Clive Barker in his art studio
But if you like your fantasy series combined with torturous waiting for the next novel, Abarathas you covered. It’s the author’s most-current obsession—that return to Hell notwithstanding—and it has the distinction of featuring Barker’s lurid, nightmarish and lovely artwork. Barker has become a prolific illustrator and (very NSFW) photographer as his film and novel output has unfortunately lessened over the years. A splendid collection of Barker’s paintings can be found from the excellent fine art curators at Century Guild.
While Barker himself has largely retreated from public appearances due to poor health, he stands poised to return to fiction and film more regularly with promised next books in the Abarat world and a reboot of Hellraiser. Barker’s influence can be seen most explicitly in the early-90s era of new dark fantasy and horror authors, which included Poppy Z. Brite, Caitlin R. Kiernan, and Neil Gaiman. But his legacy is most clearly felt in all fiction that isn’t content to define evil in stark contrast to good, instead letting the mysteries of darkness speak for itself, no matter how uncomfortable on unfathomable those shifting boundaries can be to mere mortals.
Theresa DeLucci is a regular contributor to Tor.com, covering book reviews, gaming news and TV, includingGame of Thrones. She’s also discussed entertainment for Boing Boing.

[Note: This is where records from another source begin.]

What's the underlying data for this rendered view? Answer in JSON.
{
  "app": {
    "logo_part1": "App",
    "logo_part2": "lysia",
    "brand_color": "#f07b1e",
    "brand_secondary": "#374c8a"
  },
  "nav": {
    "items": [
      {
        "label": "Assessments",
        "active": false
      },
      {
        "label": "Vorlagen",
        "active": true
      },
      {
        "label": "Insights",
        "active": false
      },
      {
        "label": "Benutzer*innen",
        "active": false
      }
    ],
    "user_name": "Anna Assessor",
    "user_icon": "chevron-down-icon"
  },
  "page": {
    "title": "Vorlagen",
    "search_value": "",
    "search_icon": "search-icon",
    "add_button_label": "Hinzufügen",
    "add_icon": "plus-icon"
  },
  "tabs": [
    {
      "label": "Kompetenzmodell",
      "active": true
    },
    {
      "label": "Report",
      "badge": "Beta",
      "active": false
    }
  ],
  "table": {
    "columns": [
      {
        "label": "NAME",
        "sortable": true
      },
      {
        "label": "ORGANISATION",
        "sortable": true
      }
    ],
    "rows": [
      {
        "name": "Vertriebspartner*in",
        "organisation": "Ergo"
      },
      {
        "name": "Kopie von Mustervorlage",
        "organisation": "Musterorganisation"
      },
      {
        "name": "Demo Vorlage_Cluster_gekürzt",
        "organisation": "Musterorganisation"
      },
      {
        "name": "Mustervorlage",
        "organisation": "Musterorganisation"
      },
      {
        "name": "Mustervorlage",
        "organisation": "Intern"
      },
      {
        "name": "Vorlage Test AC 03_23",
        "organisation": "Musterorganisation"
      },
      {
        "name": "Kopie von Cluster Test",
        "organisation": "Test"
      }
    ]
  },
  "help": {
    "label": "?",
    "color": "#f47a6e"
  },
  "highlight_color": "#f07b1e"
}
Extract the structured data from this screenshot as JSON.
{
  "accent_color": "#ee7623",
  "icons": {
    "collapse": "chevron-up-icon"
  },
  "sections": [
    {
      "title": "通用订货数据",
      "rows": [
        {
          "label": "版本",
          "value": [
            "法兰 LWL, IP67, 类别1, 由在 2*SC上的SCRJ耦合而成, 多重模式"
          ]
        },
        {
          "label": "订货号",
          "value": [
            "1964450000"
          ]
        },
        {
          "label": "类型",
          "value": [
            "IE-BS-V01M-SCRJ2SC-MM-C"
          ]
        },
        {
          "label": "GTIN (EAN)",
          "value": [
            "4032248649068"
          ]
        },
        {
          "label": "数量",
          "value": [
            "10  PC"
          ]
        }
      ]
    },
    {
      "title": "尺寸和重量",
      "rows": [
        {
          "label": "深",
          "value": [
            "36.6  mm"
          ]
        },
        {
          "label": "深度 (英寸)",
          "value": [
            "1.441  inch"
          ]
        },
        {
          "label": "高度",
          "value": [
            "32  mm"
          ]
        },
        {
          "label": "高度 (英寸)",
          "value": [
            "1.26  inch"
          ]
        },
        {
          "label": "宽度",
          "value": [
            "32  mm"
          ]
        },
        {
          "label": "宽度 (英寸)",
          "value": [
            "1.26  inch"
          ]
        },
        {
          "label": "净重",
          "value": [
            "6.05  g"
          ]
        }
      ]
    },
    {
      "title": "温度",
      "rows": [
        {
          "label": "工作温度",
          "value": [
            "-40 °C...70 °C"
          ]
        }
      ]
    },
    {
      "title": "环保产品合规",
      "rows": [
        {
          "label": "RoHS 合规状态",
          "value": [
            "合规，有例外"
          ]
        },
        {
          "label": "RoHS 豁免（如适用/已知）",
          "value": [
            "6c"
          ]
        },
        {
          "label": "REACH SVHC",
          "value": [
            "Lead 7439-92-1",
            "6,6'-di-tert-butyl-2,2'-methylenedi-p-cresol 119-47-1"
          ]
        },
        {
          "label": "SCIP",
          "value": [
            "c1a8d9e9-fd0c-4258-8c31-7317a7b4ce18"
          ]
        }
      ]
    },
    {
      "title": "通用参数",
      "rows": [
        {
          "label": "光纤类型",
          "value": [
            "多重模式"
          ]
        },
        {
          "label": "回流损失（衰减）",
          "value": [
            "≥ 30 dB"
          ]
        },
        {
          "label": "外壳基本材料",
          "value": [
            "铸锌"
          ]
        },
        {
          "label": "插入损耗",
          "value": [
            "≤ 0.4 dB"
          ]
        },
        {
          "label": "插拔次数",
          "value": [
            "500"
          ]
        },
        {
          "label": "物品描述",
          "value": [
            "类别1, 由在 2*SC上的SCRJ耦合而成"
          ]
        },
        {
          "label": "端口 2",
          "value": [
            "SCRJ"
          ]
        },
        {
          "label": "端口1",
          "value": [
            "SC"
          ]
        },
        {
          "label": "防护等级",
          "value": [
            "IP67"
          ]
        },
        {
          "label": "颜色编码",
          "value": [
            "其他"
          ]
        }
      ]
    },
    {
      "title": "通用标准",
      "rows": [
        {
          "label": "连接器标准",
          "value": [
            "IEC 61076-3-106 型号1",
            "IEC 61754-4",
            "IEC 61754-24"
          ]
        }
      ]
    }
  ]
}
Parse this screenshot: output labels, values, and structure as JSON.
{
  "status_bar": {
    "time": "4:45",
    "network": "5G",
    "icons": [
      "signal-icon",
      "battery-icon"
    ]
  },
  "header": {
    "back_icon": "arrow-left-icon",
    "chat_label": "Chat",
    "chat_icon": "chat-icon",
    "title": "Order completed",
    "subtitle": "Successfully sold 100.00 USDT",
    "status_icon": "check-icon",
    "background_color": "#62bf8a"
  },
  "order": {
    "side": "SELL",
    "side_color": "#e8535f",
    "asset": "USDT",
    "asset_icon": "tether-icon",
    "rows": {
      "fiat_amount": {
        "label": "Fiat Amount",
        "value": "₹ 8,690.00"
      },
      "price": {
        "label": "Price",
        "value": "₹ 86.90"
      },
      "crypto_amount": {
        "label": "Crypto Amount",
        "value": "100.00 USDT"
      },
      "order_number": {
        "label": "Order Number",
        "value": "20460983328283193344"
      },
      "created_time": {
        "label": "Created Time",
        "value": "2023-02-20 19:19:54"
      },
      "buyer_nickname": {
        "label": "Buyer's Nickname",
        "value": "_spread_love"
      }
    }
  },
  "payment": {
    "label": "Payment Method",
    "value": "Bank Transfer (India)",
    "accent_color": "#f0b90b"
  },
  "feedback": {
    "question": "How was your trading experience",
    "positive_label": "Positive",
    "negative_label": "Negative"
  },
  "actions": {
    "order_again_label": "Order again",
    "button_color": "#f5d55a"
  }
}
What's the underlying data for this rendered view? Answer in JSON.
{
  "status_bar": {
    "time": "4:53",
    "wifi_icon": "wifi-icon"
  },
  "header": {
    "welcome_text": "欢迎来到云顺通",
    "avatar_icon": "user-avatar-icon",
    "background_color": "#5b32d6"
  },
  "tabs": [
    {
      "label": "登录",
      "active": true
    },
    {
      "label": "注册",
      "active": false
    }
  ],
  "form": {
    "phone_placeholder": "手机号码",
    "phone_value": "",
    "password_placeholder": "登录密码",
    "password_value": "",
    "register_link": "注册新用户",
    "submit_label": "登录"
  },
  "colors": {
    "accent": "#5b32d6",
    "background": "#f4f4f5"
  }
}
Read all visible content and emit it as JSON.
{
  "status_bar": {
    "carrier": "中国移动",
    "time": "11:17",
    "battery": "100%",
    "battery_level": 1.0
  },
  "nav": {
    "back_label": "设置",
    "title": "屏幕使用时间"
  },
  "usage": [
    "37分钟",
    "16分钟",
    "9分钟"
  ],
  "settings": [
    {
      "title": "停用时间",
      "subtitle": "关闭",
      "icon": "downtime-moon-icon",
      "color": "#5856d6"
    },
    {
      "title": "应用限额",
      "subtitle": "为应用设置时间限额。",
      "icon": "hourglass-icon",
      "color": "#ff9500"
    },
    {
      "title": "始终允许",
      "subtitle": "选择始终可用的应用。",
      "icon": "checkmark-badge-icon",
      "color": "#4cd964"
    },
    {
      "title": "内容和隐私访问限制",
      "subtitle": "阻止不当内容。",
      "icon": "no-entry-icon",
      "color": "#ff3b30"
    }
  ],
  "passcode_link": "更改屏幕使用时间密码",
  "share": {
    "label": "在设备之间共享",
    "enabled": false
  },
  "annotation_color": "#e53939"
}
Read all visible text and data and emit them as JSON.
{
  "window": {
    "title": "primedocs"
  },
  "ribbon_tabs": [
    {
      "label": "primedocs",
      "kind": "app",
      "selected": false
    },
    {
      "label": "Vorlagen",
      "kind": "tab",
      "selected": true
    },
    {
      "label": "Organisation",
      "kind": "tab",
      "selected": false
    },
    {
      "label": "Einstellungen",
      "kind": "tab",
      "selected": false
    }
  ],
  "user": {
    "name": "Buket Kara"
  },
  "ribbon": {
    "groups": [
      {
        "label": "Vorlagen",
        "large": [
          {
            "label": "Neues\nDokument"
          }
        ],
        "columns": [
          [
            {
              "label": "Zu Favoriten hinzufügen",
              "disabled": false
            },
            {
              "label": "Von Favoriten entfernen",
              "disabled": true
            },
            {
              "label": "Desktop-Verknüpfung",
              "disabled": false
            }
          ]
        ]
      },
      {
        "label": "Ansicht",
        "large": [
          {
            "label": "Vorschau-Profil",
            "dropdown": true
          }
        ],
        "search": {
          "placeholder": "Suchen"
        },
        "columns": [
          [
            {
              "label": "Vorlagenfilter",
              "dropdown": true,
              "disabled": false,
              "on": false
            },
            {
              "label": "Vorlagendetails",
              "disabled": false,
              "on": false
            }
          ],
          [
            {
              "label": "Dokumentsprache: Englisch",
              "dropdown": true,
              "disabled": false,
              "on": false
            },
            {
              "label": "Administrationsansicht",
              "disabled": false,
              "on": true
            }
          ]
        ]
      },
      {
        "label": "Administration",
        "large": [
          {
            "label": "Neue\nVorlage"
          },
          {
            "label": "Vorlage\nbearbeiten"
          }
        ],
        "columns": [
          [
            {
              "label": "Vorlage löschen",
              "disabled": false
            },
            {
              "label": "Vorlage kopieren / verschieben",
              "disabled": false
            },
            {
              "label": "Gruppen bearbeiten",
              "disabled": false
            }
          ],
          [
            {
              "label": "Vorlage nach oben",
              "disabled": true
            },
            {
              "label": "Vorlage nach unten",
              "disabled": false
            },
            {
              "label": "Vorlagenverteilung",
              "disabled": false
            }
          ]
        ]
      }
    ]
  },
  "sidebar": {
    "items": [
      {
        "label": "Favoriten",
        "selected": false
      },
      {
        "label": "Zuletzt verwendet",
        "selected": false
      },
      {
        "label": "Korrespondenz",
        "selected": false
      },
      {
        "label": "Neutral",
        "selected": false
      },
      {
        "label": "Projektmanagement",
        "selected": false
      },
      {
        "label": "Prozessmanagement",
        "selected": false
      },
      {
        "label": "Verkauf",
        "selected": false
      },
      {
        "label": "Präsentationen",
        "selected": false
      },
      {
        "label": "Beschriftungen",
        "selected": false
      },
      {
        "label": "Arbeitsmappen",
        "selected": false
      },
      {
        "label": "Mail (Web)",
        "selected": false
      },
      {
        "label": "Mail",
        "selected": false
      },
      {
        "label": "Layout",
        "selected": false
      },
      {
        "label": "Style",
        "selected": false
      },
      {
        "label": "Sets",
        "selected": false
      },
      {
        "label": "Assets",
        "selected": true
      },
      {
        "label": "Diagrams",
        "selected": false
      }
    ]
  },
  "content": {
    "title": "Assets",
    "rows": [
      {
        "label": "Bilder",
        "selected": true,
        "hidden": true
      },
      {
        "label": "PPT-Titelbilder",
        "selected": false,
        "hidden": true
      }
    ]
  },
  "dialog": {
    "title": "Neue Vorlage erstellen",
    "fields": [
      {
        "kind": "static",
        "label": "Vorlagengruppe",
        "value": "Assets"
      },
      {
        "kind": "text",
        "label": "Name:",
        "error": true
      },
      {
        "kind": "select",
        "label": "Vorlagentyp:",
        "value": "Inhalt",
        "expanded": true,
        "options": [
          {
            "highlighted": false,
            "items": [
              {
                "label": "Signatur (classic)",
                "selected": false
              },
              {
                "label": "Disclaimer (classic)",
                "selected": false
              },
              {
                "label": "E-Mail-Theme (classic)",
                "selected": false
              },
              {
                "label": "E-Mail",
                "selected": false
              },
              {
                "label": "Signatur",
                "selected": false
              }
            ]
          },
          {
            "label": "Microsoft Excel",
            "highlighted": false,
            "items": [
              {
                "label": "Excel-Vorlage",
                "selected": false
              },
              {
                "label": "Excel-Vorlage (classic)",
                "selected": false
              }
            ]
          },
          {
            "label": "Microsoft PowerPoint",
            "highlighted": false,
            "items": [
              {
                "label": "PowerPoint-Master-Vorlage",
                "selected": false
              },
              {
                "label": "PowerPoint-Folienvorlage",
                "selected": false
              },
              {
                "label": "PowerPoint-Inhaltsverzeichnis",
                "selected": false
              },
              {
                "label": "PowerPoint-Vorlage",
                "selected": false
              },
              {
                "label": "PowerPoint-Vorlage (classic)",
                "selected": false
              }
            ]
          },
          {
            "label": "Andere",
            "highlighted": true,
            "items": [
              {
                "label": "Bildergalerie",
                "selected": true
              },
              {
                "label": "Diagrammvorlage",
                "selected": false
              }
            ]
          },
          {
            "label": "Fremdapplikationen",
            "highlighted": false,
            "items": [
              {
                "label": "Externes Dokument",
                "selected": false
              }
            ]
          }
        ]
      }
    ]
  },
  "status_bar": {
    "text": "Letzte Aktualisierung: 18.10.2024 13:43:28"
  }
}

A student of the 2008 Clarion West Writers’ workshop, her short fiction has appeared in ChiZine. Follow her on Twitter.